§ **Problem**: Show every line of the data where the word "Output" can be found.

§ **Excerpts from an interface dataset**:
____________________

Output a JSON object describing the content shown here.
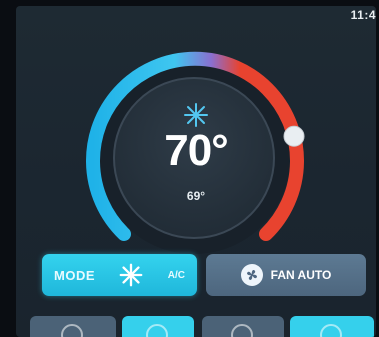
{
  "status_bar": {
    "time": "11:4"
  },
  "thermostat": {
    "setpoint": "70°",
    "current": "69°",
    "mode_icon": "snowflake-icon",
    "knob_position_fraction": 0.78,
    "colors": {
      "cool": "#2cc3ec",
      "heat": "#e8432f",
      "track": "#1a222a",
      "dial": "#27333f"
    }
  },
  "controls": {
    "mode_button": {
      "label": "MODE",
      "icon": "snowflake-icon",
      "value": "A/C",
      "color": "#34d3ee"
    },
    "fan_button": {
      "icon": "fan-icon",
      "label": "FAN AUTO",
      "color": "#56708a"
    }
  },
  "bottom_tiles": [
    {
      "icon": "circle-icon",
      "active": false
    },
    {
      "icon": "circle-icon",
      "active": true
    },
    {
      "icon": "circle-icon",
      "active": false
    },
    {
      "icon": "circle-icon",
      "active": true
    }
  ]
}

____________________

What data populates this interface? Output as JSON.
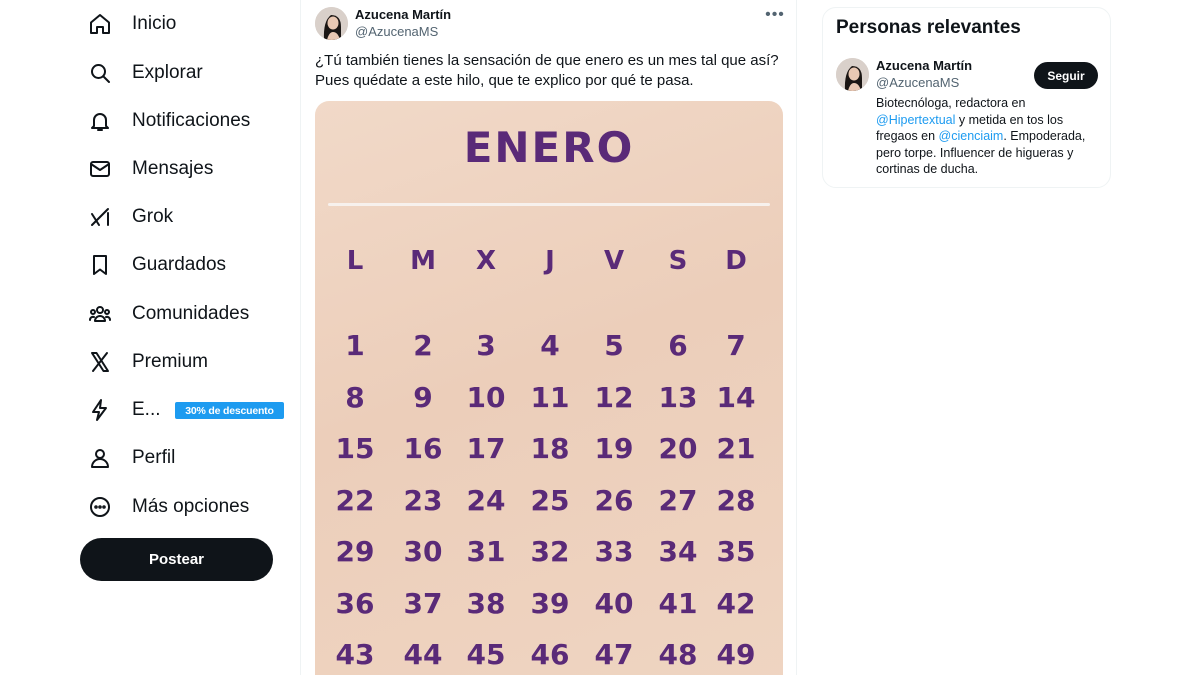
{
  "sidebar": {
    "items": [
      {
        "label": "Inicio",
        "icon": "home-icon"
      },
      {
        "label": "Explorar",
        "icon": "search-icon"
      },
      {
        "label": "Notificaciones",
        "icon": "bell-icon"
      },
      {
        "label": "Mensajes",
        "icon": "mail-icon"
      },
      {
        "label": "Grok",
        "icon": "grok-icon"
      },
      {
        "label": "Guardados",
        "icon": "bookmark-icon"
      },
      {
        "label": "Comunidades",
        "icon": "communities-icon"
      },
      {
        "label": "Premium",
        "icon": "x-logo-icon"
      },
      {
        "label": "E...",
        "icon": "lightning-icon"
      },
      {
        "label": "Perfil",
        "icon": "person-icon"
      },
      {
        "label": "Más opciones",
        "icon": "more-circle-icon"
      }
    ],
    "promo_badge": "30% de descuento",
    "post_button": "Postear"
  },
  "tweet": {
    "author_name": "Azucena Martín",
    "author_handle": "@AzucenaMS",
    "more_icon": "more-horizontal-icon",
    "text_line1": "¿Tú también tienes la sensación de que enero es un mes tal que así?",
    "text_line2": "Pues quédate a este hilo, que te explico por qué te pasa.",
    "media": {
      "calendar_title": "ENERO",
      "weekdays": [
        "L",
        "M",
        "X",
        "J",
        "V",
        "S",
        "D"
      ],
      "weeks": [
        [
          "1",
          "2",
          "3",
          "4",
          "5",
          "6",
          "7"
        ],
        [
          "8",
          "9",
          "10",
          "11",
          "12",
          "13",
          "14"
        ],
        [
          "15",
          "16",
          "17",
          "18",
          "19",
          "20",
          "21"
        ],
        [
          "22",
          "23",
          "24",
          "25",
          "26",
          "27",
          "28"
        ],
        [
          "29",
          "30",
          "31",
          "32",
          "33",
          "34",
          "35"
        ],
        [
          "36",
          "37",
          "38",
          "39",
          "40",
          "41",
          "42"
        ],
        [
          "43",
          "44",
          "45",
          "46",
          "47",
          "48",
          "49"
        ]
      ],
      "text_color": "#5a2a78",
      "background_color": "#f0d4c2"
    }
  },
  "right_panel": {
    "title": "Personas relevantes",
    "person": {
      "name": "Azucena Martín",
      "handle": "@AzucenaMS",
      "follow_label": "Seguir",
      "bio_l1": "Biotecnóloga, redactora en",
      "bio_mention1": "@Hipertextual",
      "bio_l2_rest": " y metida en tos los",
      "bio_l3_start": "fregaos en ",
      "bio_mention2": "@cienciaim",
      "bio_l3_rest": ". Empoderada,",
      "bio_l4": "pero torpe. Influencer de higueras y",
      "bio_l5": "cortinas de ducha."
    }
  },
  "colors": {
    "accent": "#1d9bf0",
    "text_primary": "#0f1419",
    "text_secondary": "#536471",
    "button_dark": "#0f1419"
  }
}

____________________

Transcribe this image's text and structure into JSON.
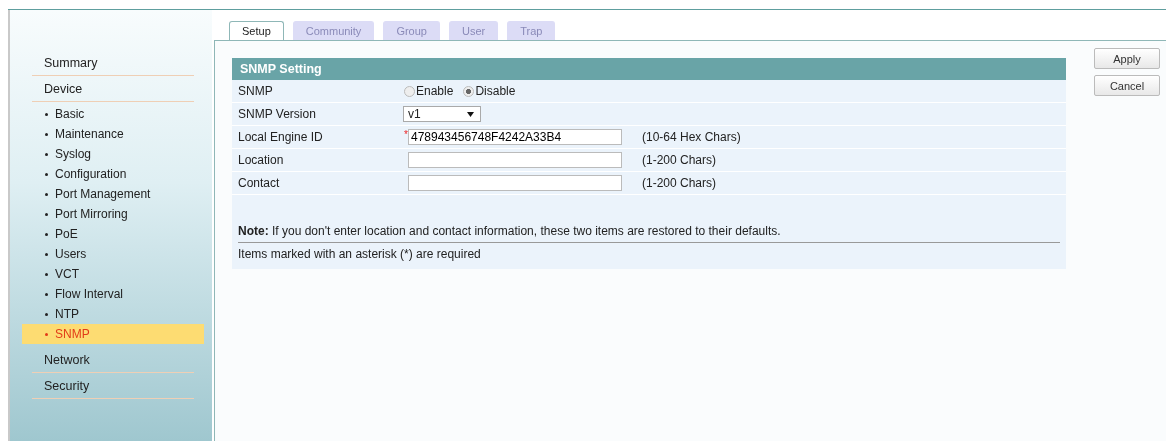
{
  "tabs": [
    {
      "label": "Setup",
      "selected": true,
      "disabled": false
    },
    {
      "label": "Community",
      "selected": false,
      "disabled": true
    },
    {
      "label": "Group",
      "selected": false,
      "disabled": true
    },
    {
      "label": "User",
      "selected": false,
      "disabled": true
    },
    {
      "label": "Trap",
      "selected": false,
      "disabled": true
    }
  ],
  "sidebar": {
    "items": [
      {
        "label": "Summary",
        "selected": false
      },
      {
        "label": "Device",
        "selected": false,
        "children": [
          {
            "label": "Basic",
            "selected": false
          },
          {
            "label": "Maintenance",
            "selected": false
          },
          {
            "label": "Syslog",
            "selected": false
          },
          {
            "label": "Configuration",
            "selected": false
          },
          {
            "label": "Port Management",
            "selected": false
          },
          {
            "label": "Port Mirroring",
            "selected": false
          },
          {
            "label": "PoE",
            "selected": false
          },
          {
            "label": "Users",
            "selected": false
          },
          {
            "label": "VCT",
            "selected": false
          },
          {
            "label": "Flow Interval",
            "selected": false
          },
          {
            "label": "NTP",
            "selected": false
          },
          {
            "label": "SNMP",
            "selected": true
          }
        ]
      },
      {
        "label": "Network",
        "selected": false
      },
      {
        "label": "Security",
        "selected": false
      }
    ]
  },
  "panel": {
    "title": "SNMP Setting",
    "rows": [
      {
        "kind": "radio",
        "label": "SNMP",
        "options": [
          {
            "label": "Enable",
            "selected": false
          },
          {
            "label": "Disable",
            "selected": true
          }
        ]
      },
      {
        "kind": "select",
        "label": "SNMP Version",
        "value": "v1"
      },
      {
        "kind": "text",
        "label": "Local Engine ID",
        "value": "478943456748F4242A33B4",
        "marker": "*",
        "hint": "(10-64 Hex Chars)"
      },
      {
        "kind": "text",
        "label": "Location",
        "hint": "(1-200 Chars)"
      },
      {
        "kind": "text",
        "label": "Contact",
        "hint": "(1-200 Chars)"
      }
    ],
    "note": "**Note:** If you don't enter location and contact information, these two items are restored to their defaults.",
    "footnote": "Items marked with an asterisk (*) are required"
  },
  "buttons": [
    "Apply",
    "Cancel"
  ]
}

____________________

§ **Solved exercise**:
Output a JSON object describing the content shown here.
What data populates this interface? Output as JSON.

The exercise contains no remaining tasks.